At the heart of the inequity in the Government’s approach to funding our police, particularly in Merseyside, is the fact that it is based on the ability of an area to pay—it is based on the number of large houses that that police force happens to have in its area. When we consider the picture for police forces nationwide, that is not only unfair but reckless. The greatest challenges facing our police forces are the surge in violent crime, child sexual exploitation, risks from terrorism, county lines and cyber-crime. Those challenges do not present an even picture across the country because crime rates are higher in metropolitan areas such as Merseyside. It is therefore completely perverse that forces such as Merseyside police, which have suffered the greatest cuts, should receive least from the funding settlement.

Last month the Government should have presented a funding settlement that meets need and demand, but instead of using any of the investment provided by the Home Office to help meet the operational demands caused by missing persons, child sexual exploitation and serious crime, every penny of central Government funding will be sunk into pension costs that the Government have imposed on forces. That is perverse and will create a postcode lottery in policing, meaning that those communities that cannot afford to pay will see policing get worse and worse.

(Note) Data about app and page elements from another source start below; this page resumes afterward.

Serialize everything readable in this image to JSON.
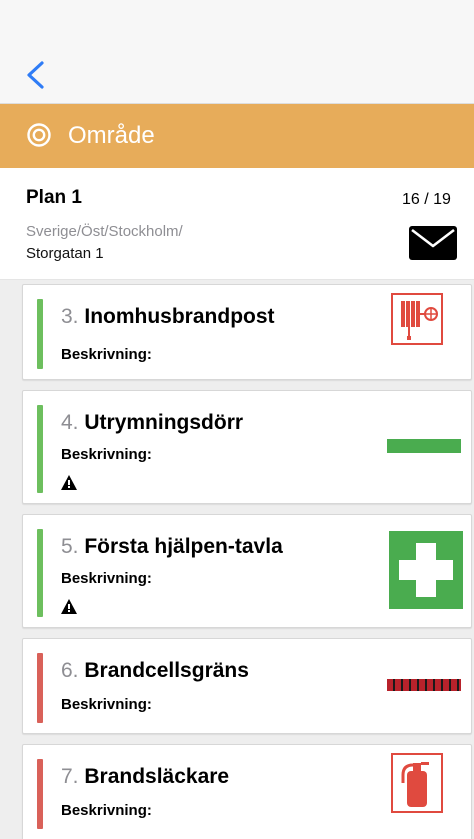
{
  "nav": {
    "back_icon": "chevron-left-icon"
  },
  "area": {
    "icon": "target-icon",
    "title": "Område",
    "color": "#e7ac5a"
  },
  "plan": {
    "title": "Plan 1",
    "path": "Sverige/Öst/Stockholm/",
    "street": "Storgatan 1",
    "count": "16 / 19",
    "mail_icon": "envelope-icon"
  },
  "items": [
    {
      "number": "3.",
      "name": "Inomhusbrandpost",
      "description_label": "Beskrivning:",
      "status": "green",
      "warning": false,
      "icon": "fire-hose-reel-icon"
    },
    {
      "number": "4.",
      "name": "Utrymningsdörr",
      "description_label": "Beskrivning:",
      "status": "green",
      "warning": true,
      "icon": "green-line-icon"
    },
    {
      "number": "5.",
      "name": "Första hjälpen-tavla",
      "description_label": "Beskrivning:",
      "status": "green",
      "warning": true,
      "icon": "first-aid-cross-icon"
    },
    {
      "number": "6.",
      "name": "Brandcellsgräns",
      "description_label": "Beskrivning:",
      "status": "red",
      "warning": false,
      "icon": "fire-compartment-line-icon"
    },
    {
      "number": "7.",
      "name": "Brandsläckare",
      "description_label": "Beskrivning:",
      "status": "red",
      "warning": false,
      "icon": "fire-extinguisher-icon"
    }
  ],
  "colors": {
    "green": "#6dbf5e",
    "red": "#d96159",
    "symbol_red": "#e04a3f",
    "symbol_green": "#4aac4f",
    "link_blue": "#2f7cf6"
  }
}
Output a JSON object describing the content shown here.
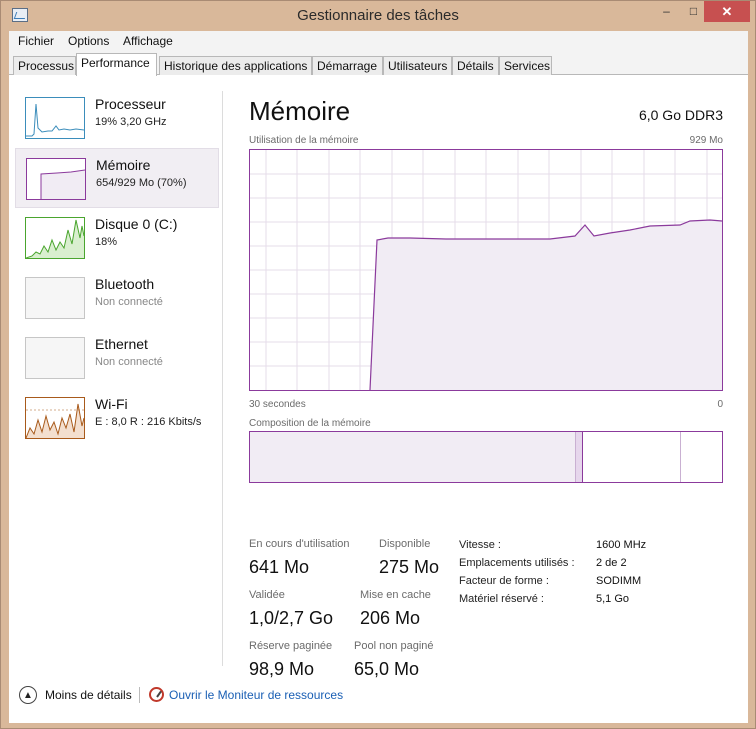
{
  "window": {
    "title": "Gestionnaire des tâches",
    "min": "–",
    "max": "□",
    "close": "✕"
  },
  "menu": {
    "file": "Fichier",
    "options": "Options",
    "view": "Affichage"
  },
  "tabs": [
    "Processus",
    "Performance",
    "Historique des applications",
    "Démarrage",
    "Utilisateurs",
    "Détails",
    "Services"
  ],
  "resources": [
    {
      "name": "Processeur",
      "detail": "19% 3,20 GHz"
    },
    {
      "name": "Mémoire",
      "detail": "654/929 Mo (70%)"
    },
    {
      "name": "Disque 0 (C:)",
      "detail": "18%"
    },
    {
      "name": "Bluetooth",
      "detail": "Non connecté"
    },
    {
      "name": "Ethernet",
      "detail": "Non connecté"
    },
    {
      "name": "Wi-Fi",
      "detail": "E : 8,0 R : 216 Kbits/s"
    }
  ],
  "memory": {
    "title": "Mémoire",
    "spec": "6,0 Go DDR3",
    "usage_label": "Utilisation de la mémoire",
    "usage_max": "929 Mo",
    "time_left": "30 secondes",
    "time_right": "0",
    "composition_label": "Composition de la mémoire",
    "in_use_fraction": 0.69,
    "modified_fraction": 0.014,
    "standby_fraction": 0.207,
    "stats": {
      "in_use_label": "En cours d'utilisation",
      "in_use": "641 Mo",
      "available_label": "Disponible",
      "available": "275 Mo",
      "committed_label": "Validée",
      "committed": "1,0/2,7 Go",
      "cached_label": "Mise en cache",
      "cached": "206 Mo",
      "paged_label": "Réserve paginée",
      "paged": "98,9 Mo",
      "nonpaged_label": "Pool non paginé",
      "nonpaged": "65,0 Mo"
    },
    "info": {
      "speed_label": "Vitesse :",
      "speed": "1600 MHz",
      "slots_label": "Emplacements utilisés :",
      "slots": "2 de 2",
      "form_label": "Facteur de forme :",
      "form": "SODIMM",
      "reserved_label": "Matériel réservé :",
      "reserved": "5,1 Go"
    }
  },
  "footer": {
    "less": "Moins de détails",
    "monitor": "Ouvrir le Moniteur de ressources"
  },
  "colors": {
    "memory": "#8b3a9c",
    "memory_fill": "#f1ecf4",
    "cpu": "#3b8dbb",
    "disk": "#4aa52e",
    "wifi": "#a85a1b"
  }
}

As has been said, Merseyside is an excellent police force with exceptional officers from the chief constable, Andy Cooke, to the frontline and the hardworking police community support officers and staff. The force has fantastic advocates in its parliamentary representatives and its police and crime commissioner, Jane Kennedy, who consistently make the case for a fairer funding settlement. It seems, however, that with this Government in office Merseyside police will never get the funding that it needs or deserves.